Friday, February 12, 2010

A meh thursday, and some introspective musing

Started with $200, left with $200, after a mostly up and down 6 hour session met with some really excellent hero raises and some equally stupid river calls.

I don't know whether it is blogging, studying more, or just simply reaching another echelon, but even though I left even last night, I really feel like I am making steady and constant improvement as a player. I made some plays last night that I wouldn't even dream of making a year ago. I don't really want to get into the details about hands and what not, but it makes me think about some issues.

Technically a $200 buy-in for 1/2 is miles over what my poker bankroll buy in should be. Ideally you'd want to have around $4000 to play comfortably at that level. Well, I am not anywhere near there. As a result, I think I've played a lot with scared money. I think most of the result of my better play is shedding that sentiment, although I certainly question the benefit of that. When variance and bad play eventually rears its ugly head, I'm essentially screwed. Which led me down a path certainly worth an interesting debate. Keep in mind that I havent quite organized my thoughts on the subject.

Let's take Phil Ivey. Ok, he has money to burn, and is essentially a degenerate gambler that will lay money on practically anything he considers worthy. He is universally feared at the table. If Phil Ivey didn't care about WINNING, he'd call every bluff you make, see every board, but what separates him and other players is that he manipulates your aversion to LOSING. I say this not as an overall theorem - we identify fish at a table, and I assume we all know how to read hand ranges, calculate odds, and so on. What I'm getting at is this....does having ridiculous amounts of cash make you a better player? The short answer would be no...but let's put Phil Ivey in one corner, and a perfect clone of Ivey in another, with only $1000 dollars to his name. Now who is the better player? I'd lay my small bankroll on the former.

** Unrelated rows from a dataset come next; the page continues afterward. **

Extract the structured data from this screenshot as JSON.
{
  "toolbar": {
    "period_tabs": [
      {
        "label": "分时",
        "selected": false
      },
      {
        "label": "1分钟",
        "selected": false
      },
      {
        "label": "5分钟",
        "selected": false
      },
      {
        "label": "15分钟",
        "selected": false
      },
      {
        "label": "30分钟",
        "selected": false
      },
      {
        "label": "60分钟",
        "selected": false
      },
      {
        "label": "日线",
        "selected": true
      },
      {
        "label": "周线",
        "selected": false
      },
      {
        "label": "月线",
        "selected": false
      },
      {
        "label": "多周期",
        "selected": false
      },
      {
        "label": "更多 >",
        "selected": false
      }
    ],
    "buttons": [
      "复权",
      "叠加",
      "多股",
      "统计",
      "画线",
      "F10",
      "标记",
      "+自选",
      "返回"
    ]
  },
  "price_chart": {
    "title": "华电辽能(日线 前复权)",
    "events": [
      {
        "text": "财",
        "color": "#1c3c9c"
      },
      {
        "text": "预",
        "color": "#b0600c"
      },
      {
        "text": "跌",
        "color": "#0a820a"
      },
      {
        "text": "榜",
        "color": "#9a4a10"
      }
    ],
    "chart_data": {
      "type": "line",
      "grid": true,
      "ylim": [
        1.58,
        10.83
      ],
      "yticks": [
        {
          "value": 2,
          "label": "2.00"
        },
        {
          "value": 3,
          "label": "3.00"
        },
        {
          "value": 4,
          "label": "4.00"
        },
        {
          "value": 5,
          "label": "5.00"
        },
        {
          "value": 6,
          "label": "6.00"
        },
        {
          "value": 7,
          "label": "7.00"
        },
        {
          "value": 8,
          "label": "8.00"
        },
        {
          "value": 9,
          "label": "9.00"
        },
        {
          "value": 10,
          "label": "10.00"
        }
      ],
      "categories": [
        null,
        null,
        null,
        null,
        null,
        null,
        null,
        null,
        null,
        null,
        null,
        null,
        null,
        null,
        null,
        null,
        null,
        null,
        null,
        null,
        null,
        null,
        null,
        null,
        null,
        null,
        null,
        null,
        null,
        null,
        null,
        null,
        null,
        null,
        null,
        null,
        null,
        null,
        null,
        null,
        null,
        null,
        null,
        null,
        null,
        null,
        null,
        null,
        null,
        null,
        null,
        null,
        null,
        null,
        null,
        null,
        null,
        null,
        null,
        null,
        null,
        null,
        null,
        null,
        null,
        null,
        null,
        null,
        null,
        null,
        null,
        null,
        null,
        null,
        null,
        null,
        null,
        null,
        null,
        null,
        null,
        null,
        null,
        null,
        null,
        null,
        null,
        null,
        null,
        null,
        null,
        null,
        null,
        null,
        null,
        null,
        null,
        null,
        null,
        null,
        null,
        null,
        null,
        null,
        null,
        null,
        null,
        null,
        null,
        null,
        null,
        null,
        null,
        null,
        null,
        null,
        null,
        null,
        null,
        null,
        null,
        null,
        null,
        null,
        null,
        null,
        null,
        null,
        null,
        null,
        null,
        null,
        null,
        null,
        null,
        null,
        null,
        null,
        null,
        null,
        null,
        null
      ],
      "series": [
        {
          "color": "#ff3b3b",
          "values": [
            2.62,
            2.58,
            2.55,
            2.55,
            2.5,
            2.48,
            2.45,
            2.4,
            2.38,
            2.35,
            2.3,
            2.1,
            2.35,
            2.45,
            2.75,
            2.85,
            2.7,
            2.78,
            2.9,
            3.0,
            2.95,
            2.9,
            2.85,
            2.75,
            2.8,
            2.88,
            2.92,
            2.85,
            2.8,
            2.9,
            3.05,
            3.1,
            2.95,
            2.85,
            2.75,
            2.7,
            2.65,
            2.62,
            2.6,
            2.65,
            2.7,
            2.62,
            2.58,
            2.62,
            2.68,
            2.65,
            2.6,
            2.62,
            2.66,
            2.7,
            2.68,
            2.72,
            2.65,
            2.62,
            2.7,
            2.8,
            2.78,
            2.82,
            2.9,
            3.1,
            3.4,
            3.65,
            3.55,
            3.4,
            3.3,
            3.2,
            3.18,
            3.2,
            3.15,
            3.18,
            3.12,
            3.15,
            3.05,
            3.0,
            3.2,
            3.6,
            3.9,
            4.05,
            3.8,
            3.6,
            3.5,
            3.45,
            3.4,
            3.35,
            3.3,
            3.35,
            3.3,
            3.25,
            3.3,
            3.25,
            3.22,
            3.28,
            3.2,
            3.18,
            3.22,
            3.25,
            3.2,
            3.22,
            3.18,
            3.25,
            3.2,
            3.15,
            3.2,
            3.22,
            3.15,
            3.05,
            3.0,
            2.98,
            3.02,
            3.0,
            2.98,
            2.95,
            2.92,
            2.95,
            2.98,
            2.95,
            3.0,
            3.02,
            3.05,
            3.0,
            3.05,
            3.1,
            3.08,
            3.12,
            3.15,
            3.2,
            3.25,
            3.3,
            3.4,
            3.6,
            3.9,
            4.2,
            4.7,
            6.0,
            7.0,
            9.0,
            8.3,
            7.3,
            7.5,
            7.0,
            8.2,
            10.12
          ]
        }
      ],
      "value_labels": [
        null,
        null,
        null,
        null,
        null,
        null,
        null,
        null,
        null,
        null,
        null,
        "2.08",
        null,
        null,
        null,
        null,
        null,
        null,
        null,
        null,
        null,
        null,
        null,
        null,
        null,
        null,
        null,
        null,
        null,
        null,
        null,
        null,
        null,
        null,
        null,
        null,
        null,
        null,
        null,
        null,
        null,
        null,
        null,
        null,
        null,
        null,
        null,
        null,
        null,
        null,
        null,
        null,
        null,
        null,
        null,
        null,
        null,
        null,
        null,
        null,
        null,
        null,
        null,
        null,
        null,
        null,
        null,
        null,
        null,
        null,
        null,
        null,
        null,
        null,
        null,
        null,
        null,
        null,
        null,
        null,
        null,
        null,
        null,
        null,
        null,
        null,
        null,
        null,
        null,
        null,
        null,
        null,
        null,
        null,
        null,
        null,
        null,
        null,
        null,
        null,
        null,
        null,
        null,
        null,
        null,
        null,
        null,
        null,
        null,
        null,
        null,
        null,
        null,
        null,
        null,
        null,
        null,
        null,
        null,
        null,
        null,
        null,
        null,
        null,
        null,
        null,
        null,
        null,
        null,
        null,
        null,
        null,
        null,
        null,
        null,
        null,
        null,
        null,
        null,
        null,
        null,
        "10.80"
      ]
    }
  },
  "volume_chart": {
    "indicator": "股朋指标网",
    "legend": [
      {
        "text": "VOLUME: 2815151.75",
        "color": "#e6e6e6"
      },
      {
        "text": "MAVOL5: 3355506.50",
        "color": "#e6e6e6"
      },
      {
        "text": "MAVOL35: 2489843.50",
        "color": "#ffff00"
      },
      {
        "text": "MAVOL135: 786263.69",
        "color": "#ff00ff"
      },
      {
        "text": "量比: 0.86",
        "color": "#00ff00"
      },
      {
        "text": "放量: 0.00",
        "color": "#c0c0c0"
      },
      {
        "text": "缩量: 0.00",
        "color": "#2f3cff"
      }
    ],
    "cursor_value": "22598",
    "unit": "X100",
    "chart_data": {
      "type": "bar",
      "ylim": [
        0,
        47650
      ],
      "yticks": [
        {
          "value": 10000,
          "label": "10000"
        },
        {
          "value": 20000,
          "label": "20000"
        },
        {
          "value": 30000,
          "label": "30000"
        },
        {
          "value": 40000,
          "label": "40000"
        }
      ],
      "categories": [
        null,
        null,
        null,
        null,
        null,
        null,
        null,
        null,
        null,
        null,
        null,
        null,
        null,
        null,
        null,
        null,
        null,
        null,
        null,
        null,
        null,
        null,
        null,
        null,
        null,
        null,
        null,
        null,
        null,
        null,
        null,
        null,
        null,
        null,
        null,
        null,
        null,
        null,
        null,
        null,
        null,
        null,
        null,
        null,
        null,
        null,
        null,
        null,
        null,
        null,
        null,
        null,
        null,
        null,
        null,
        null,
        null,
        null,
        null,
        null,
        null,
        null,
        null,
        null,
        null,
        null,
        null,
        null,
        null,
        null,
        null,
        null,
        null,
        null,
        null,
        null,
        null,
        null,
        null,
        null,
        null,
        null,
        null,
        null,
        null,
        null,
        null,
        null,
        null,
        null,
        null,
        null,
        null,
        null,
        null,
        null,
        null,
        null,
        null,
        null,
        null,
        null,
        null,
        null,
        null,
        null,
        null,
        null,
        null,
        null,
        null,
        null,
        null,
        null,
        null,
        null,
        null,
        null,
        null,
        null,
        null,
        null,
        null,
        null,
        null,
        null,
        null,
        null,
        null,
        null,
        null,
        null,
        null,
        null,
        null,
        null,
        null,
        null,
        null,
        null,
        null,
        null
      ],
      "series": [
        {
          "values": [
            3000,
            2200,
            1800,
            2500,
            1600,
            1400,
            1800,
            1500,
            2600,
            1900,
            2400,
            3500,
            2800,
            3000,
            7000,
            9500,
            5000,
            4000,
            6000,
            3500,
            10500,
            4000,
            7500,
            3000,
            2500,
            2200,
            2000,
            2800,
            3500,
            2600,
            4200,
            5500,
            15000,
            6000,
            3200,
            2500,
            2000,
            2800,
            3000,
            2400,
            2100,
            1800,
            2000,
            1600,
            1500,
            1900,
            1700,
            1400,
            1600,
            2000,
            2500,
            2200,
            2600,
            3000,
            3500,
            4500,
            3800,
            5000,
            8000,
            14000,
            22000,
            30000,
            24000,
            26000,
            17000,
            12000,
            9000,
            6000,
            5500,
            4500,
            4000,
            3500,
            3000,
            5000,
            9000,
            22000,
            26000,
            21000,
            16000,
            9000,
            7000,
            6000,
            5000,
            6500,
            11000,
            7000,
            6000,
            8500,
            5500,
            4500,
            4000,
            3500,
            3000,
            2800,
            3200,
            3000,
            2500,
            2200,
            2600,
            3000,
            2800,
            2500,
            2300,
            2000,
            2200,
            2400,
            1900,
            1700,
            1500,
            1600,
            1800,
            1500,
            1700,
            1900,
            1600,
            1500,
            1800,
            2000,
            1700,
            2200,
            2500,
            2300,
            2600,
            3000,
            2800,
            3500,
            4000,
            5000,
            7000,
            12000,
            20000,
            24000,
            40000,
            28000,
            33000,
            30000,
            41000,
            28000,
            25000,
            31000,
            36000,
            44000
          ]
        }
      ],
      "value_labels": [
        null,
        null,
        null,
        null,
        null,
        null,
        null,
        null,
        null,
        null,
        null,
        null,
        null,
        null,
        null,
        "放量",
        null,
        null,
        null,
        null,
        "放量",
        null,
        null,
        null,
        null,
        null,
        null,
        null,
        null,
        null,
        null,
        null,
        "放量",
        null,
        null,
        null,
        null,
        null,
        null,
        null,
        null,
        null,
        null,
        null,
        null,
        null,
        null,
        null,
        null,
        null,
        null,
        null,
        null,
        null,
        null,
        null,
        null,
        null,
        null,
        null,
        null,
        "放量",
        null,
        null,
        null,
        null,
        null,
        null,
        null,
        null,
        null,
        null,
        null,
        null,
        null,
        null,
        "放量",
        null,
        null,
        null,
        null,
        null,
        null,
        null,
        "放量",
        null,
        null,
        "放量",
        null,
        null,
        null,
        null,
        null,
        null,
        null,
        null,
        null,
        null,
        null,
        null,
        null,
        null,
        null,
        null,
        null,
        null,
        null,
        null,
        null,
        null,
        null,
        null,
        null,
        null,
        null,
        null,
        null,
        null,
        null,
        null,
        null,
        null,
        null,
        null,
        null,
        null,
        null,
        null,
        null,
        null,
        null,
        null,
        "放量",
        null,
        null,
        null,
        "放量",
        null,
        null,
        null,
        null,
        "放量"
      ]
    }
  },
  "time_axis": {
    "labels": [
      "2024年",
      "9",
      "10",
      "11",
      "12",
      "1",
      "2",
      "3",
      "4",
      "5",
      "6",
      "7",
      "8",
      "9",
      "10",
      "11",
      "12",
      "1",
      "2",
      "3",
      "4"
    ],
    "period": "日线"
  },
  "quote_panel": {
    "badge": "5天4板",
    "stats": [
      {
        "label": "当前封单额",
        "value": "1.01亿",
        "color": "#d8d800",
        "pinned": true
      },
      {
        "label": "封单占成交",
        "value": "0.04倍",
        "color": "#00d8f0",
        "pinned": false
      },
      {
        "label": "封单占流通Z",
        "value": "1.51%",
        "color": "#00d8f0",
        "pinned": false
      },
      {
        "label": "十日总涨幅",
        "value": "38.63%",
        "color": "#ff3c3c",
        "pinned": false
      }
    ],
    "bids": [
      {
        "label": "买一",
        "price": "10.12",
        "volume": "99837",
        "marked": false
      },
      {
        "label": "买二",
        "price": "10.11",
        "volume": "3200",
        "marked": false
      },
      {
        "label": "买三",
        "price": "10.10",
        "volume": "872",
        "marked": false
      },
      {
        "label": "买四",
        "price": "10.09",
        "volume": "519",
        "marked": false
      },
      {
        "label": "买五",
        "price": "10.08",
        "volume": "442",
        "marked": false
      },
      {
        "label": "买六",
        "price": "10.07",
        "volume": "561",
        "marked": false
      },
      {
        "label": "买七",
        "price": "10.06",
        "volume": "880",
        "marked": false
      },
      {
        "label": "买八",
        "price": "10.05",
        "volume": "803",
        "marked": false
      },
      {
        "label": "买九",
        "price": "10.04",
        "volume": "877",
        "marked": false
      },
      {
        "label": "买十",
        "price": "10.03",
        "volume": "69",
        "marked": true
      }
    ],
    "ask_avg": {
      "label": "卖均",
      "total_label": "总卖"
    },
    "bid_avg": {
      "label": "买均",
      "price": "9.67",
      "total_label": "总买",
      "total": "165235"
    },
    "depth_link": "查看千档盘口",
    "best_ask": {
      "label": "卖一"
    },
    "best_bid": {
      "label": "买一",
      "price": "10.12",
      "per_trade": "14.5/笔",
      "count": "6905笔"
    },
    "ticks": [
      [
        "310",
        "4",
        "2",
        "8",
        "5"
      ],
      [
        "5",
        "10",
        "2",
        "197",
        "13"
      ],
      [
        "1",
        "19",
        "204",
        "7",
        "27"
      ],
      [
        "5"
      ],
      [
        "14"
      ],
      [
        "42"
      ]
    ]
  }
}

There is someone at my Thursday game that I surmise has quite a bit of money...I don't know this for sure, but considering he has no job to speak of and goes on golfing trips and goes to big buy-in tournaments, it's a safe bet. And don't get me wrong, he is mostly a TAG in cash, pounding his good hands when he has them, and throws out some crazy stuff when he feels he has an edge, mostly a decent player that I generally avoid. Likewise, there is another player who I think also has a lot of money, apparently owns his own business, and spews money almost every week. He's not as much a bad player as he is an overly aggressive one. He has no fear whatsoever about pushing it in behind. So, I do realize there are different types of wealthy players - I guess I am trying to figure out how it applies to me. Am I playing better because I don't care, or am I playing better because I DO care - very much - about becoming a better player. One could come to the conclusion that if you only play against people with fatter wallets than yourself, you're going to suffer more bad beats, more disappointment, and questioning your play more.

I'd LIKE to think that ideally, that players like the latter will be long-run losers with that kind of play, but what if they simply don't care about losing? It's an element of opponent-reading that is implied in many books and commentary, but never discussed. We see people in the WSOP laying down all kinds of hands antithetically -" I paid $10K to do this, I have to fold my KK!" And yes, people talk all the time about getting to know your opponent, and I suppose that knowing how willing he is to shove it all in with you is a good point to keep track of...but I think even more worthy is knowing WHY they are so willing. I made some plays last night that made me look like I have a lot of cash to burn, but I truly do not. And I think that's the hump, albeit a risky one. I think those plays were successful because I've started to identify who is not over that hump, and those who really simply do not care. And I think that's important - it must be because I've sat here typing this for a half hour!

1 comment:

  1. The reason why you are playing better, at least partially, is that you are taking the time to process your play after the fact when you write about it. That's an extra level of thinking that you probably did not have a chance to delve into when you were just playing day to day.